Worst States For Mold

A 2012 study has found that Florida ranks high in the top 10 states with the highest occurrence of mold in residential and commercial properties. According to the relative hazard-ranking model developed by the American Risk Management Recourses, Florida ranked #2 in this category.

Texas ranks #1, and following Florida is Oklahoma, South Carolina, Nevada, Arizona, California, South Dakota, Tennessee and Kansas.
It sounds bizarre that dry states such as Nevada and Arizona could rank so high for mold occurrence but it is possible. Homes and business today are built to meet energy-efficiency needs, which can sometimes cause a greenhouse effect if the ventilation designs are not created properly. The result could lead to mold growth.

Carl Smith, CEO/executive director of Greenguard Environmental Institute said, “Think of a glass of ice water sitting on your porch in 95-degree heat.
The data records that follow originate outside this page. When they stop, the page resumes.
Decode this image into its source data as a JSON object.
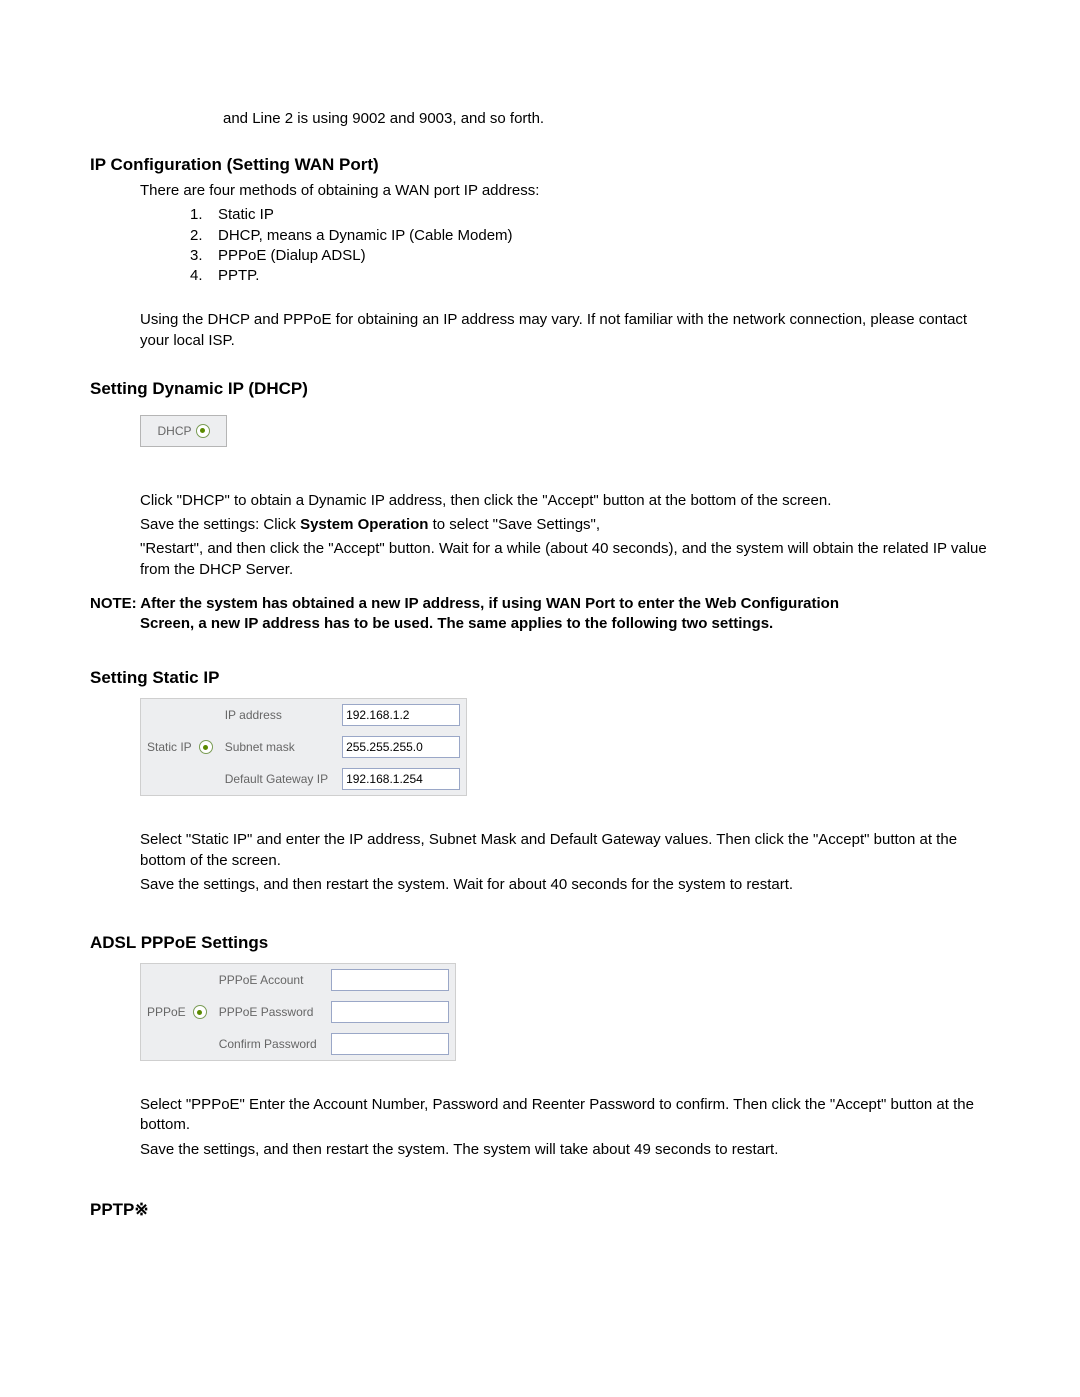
{
  "intro_line": "and Line 2 is using 9002 and 9003, and so forth.",
  "sections": {
    "ip_config": {
      "heading": "IP Configuration (Setting WAN Port)",
      "intro": "There are four methods of obtaining a WAN port IP address:",
      "methods": [
        "Static IP",
        "DHCP, means a Dynamic IP (Cable Modem)",
        "PPPoE (Dialup ADSL)",
        "PPTP."
      ],
      "para2": "Using the DHCP and PPPoE for obtaining an IP address may vary. If not familiar with the network connection, please contact your local ISP."
    },
    "dhcp": {
      "heading": "Setting Dynamic IP (DHCP)",
      "box_label": "DHCP",
      "para1a": "Click \"DHCP\" to obtain a Dynamic IP address, then click the \"Accept\" button at the bottom of the screen.",
      "para1b_prefix": "Save the settings:   Click ",
      "para1b_bold": "System Operation",
      "para1b_suffix": " to select \"Save Settings\",",
      "para1c": "\"Restart\", and then click the \"Accept\" button. Wait for a while (about 40 seconds), and the system will obtain the related IP value from the DHCP Server.",
      "note_line1": "NOTE: After the system has obtained a new IP address, if using WAN Port to enter the Web Configuration",
      "note_line2": "Screen, a new IP address has to be used. The same applies to the following two settings."
    },
    "static": {
      "heading": "Setting Static IP",
      "radio_label": "Static IP",
      "row1_label": "IP address",
      "row1_value": "192.168.1.2",
      "row2_label": "Subnet mask",
      "row2_value": "255.255.255.0",
      "row3_label": "Default Gateway IP",
      "row3_value": "192.168.1.254",
      "para1": "Select \"Static IP\" and enter the IP address, Subnet Mask and Default Gateway values. Then click the \"Accept\" button at the bottom of the screen.",
      "para2": "Save the settings, and then restart the system. Wait for about 40 seconds for the system to restart."
    },
    "pppoe": {
      "heading": "ADSL PPPoE Settings",
      "radio_label": "PPPoE",
      "row1_label": "PPPoE Account",
      "row2_label": "PPPoE Password",
      "row3_label": "Confirm Password",
      "para1": "Select \"PPPoE\" Enter the Account Number, Password and Reenter Password to confirm. Then click the \"Accept\" button at the bottom.",
      "para2": "Save the settings, and then restart the system. The system will take about 49 seconds to restart."
    },
    "pptp": {
      "heading": "PPTP※"
    }
  }
}
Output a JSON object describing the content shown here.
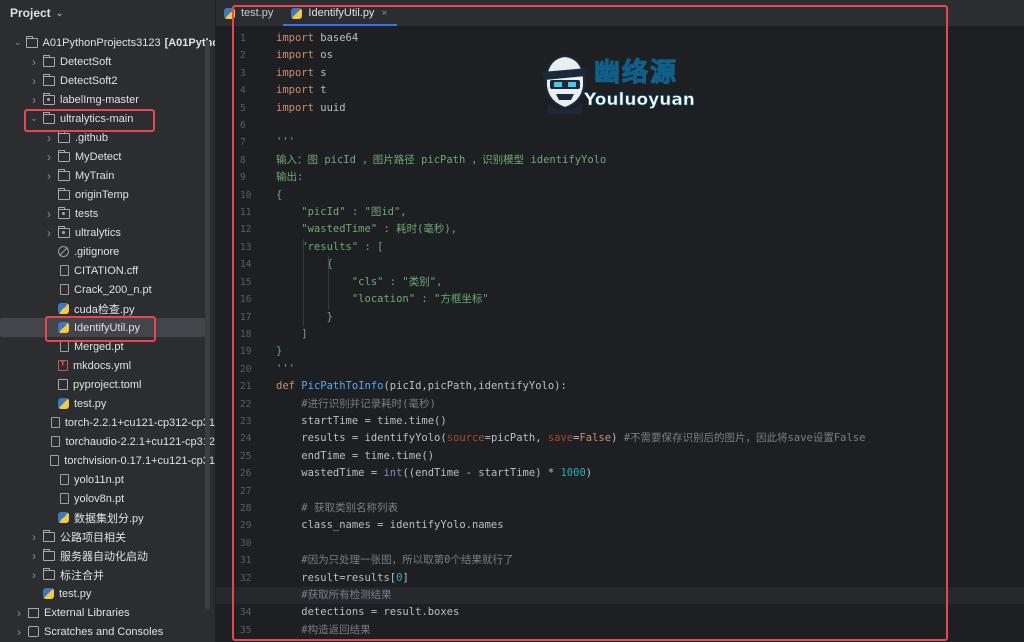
{
  "sidebar": {
    "title": "Project",
    "items": [
      {
        "label": "A01PythonProjects3123",
        "suffix": "[A01PythonP",
        "indent": 0,
        "arrow": "open",
        "icon": "folder-icon"
      },
      {
        "label": "DetectSoft",
        "indent": 1,
        "arrow": "closed",
        "icon": "folder-icon"
      },
      {
        "label": "DetectSoft2",
        "indent": 1,
        "arrow": "closed",
        "icon": "folder-icon"
      },
      {
        "label": "labelImg-master",
        "indent": 1,
        "arrow": "closed",
        "icon": "package-folder-icon"
      },
      {
        "label": "ultralytics-main",
        "indent": 1,
        "arrow": "open",
        "icon": "folder-icon"
      },
      {
        "label": ".github",
        "indent": 2,
        "arrow": "closed",
        "icon": "folder-icon"
      },
      {
        "label": "MyDetect",
        "indent": 2,
        "arrow": "closed",
        "icon": "folder-icon"
      },
      {
        "label": "MyTrain",
        "indent": 2,
        "arrow": "closed",
        "icon": "folder-icon"
      },
      {
        "label": "originTemp",
        "indent": 2,
        "arrow": "none",
        "icon": "folder-icon"
      },
      {
        "label": "tests",
        "indent": 2,
        "arrow": "closed",
        "icon": "package-folder-icon"
      },
      {
        "label": "ultralytics",
        "indent": 2,
        "arrow": "closed",
        "icon": "package-folder-icon"
      },
      {
        "label": ".gitignore",
        "indent": 2,
        "arrow": "none",
        "icon": "gitignore-icon"
      },
      {
        "label": "CITATION.cff",
        "indent": 2,
        "arrow": "none",
        "icon": "file-icon"
      },
      {
        "label": "Crack_200_n.pt",
        "indent": 2,
        "arrow": "none",
        "icon": "file-icon"
      },
      {
        "label": "cuda检查.py",
        "indent": 2,
        "arrow": "none",
        "icon": "python-file-icon"
      },
      {
        "label": "IdentifyUtil.py",
        "indent": 2,
        "arrow": "none",
        "icon": "python-file-icon",
        "selected": true
      },
      {
        "label": "Merged.pt",
        "indent": 2,
        "arrow": "none",
        "icon": "file-icon"
      },
      {
        "label": "mkdocs.yml",
        "indent": 2,
        "arrow": "none",
        "icon": "yaml-file-icon"
      },
      {
        "label": "pyproject.toml",
        "indent": 2,
        "arrow": "none",
        "icon": "toml-file-icon"
      },
      {
        "label": "test.py",
        "indent": 2,
        "arrow": "none",
        "icon": "python-file-icon"
      },
      {
        "label": "torch-2.2.1+cu121-cp312-cp31",
        "indent": 2,
        "arrow": "none",
        "icon": "file-icon"
      },
      {
        "label": "torchaudio-2.2.1+cu121-cp312",
        "indent": 2,
        "arrow": "none",
        "icon": "file-icon"
      },
      {
        "label": "torchvision-0.17.1+cu121-cp31",
        "indent": 2,
        "arrow": "none",
        "icon": "file-icon"
      },
      {
        "label": "yolo11n.pt",
        "indent": 2,
        "arrow": "none",
        "icon": "file-icon"
      },
      {
        "label": "yolov8n.pt",
        "indent": 2,
        "arrow": "none",
        "icon": "file-icon"
      },
      {
        "label": "数据集划分.py",
        "indent": 2,
        "arrow": "none",
        "icon": "python-file-icon"
      },
      {
        "label": "公路项目相关",
        "indent": 1,
        "arrow": "closed",
        "icon": "folder-icon"
      },
      {
        "label": "服务器自动化启动",
        "indent": 1,
        "arrow": "closed",
        "icon": "folder-icon"
      },
      {
        "label": "标注合并",
        "indent": 1,
        "arrow": "closed",
        "icon": "folder-icon"
      },
      {
        "label": "test.py",
        "indent": 1,
        "arrow": "none",
        "icon": "python-file-icon"
      },
      {
        "label": "External Libraries",
        "indent": 0,
        "arrow": "closed",
        "icon": "libraries-icon"
      },
      {
        "label": "Scratches and Consoles",
        "indent": 0,
        "arrow": "closed",
        "icon": "scratches-icon"
      }
    ]
  },
  "tabs": [
    {
      "label": "test.py",
      "active": false
    },
    {
      "label": "IdentifyUtil.py",
      "active": true,
      "close": "×"
    }
  ],
  "logo": {
    "title": "幽络源",
    "subtitle": "Youluoyuan"
  },
  "editor": {
    "current_line": 33,
    "line_numbers": [
      "1",
      "2",
      "3",
      "4",
      "5",
      "6",
      "7",
      "8",
      "9",
      "10",
      "11",
      "12",
      "13",
      "14",
      "15",
      "16",
      "17",
      "18",
      "19",
      "20",
      "21",
      "22",
      "23",
      "24",
      "25",
      "26",
      "27",
      "28",
      "29",
      "30",
      "31",
      "32",
      "33",
      "34",
      "35"
    ],
    "lines": [
      [
        [
          "kw",
          "import"
        ],
        [
          "lv",
          " base64"
        ]
      ],
      [
        [
          "kw",
          "import"
        ],
        [
          "lv",
          " os"
        ]
      ],
      [
        [
          "kw",
          "import"
        ],
        [
          "lv",
          " s"
        ]
      ],
      [
        [
          "kw",
          "import"
        ],
        [
          "lv",
          " t"
        ]
      ],
      [
        [
          "kw",
          "import"
        ],
        [
          "lv",
          " uuid"
        ]
      ],
      [],
      [
        [
          "str",
          "'''"
        ]
      ],
      [
        [
          "str",
          "输入：图 picId ，图片路径 picPath ，识别模型 identifyYolo"
        ]
      ],
      [
        [
          "str",
          "输出:"
        ]
      ],
      [
        [
          "str",
          "{"
        ]
      ],
      [
        [
          "str",
          "    \"picId\" : \"图id\","
        ]
      ],
      [
        [
          "str",
          "    \"wastedTime\" : 耗时(毫秒),"
        ]
      ],
      [
        [
          "str",
          "    \"results\" : ["
        ]
      ],
      [
        [
          "str",
          "        {"
        ]
      ],
      [
        [
          "str",
          "            \"cls\" : \"类别\","
        ]
      ],
      [
        [
          "str",
          "            \"location\" : \"方框坐标\""
        ]
      ],
      [
        [
          "str",
          "        }"
        ]
      ],
      [
        [
          "str",
          "    ]"
        ]
      ],
      [
        [
          "str",
          "}"
        ]
      ],
      [
        [
          "str",
          "'''"
        ]
      ],
      [
        [
          "kw",
          "def "
        ],
        [
          "fn",
          "PicPathToInfo"
        ],
        [
          "lv",
          "(picId,picPath,identifyYolo):"
        ]
      ],
      [
        [
          "lv",
          "    "
        ],
        [
          "cm",
          "#进行识别并记录耗时(毫秒)"
        ]
      ],
      [
        [
          "lv",
          "    startTime = time.time()"
        ]
      ],
      [
        [
          "lv",
          "    results = identifyYolo("
        ],
        [
          "prm",
          "source"
        ],
        [
          "lv",
          "=picPath, "
        ],
        [
          "prm",
          "save"
        ],
        [
          "lv",
          "="
        ],
        [
          "kw",
          "False"
        ],
        [
          "lv",
          ") "
        ],
        [
          "cm",
          "#不需要保存识别后的图片，因此将save设置False"
        ]
      ],
      [
        [
          "lv",
          "    endTime = time.time()"
        ]
      ],
      [
        [
          "lv",
          "    wastedTime = "
        ],
        [
          "bi",
          "int"
        ],
        [
          "lv",
          "((endTime - startTime) * "
        ],
        [
          "num",
          "1000"
        ],
        [
          "lv",
          ")"
        ]
      ],
      [],
      [
        [
          "lv",
          "    "
        ],
        [
          "cm",
          "# 获取类别名称列表"
        ]
      ],
      [
        [
          "lv",
          "    class_names = identifyYolo.names"
        ]
      ],
      [],
      [
        [
          "lv",
          "    "
        ],
        [
          "cm",
          "#因为只处理一张图，所以取第0个结果就行了"
        ]
      ],
      [
        [
          "lv",
          "    result=results["
        ],
        [
          "num",
          "0"
        ],
        [
          "lv",
          "]"
        ]
      ],
      [
        [
          "lv",
          "    "
        ],
        [
          "cm",
          "#获取所有检测结果"
        ]
      ],
      [
        [
          "lv",
          "    detections = result.boxes"
        ]
      ],
      [
        [
          "lv",
          "    "
        ],
        [
          "cm",
          "#构造返回结果"
        ]
      ]
    ]
  },
  "highlight_color": "#e8474f"
}
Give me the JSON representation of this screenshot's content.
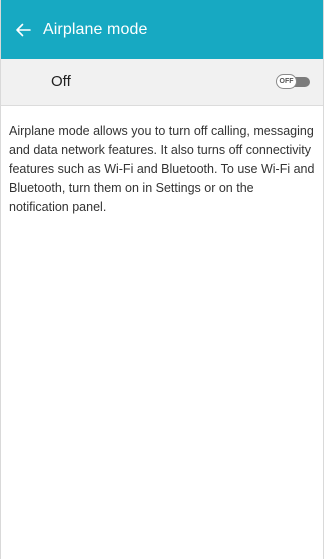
{
  "header": {
    "title": "Airplane mode",
    "back_icon": "arrow-left-icon",
    "background_color": "#17a9c2"
  },
  "master_switch": {
    "label": "Off",
    "toggle_text": "OFF",
    "state": "off"
  },
  "description": "Airplane mode allows you to turn off calling, messaging and data network features. It also turns off connectivity features such as Wi-Fi and Bluetooth. To use Wi-Fi and Bluetooth, turn them on in Settings or on the notification panel."
}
Condensation quickly forms on the outside of the glass, but unlike your drink, condensation in a home or business has nowhere to run off so it builds up in the cavities of the structure, creating an ideal climate for mold contamination.”

So what does this mean if you are moving to one of the top 10 states or even to Florida? In order to make sure your new or old home is mold-resistant, homeowners are encouraged to look into these building-quality tips:

  • If your home is a foundation-slab-on-grade home, make sure the slab is examined for moisture transference to determine if it is sitting on or near water.
  • Rain gutters should be tested for functionality to reduce the risk of leakage inside the home.
  • The interior of the house should be tested to maintain positive air pressure to make sure there are no leaks in the building.
  • Windows and doors should seal properly. The single highest risks identified in single-family homes include improper framing around windows and doors.
  • Exhaust fans should be installed in wet areas, including bathrooms, wash rooms, laundry rooms and kitchens.
  • Cleaned wood should be treated with a long-term antimicrobial as a safety net to prevent mold growth during an unexpected water intrusion event, which, given climatic changes, is less and less unexpected.
  • Find out if your homeowner’s insurance offers mold remediation should it be needed in the future.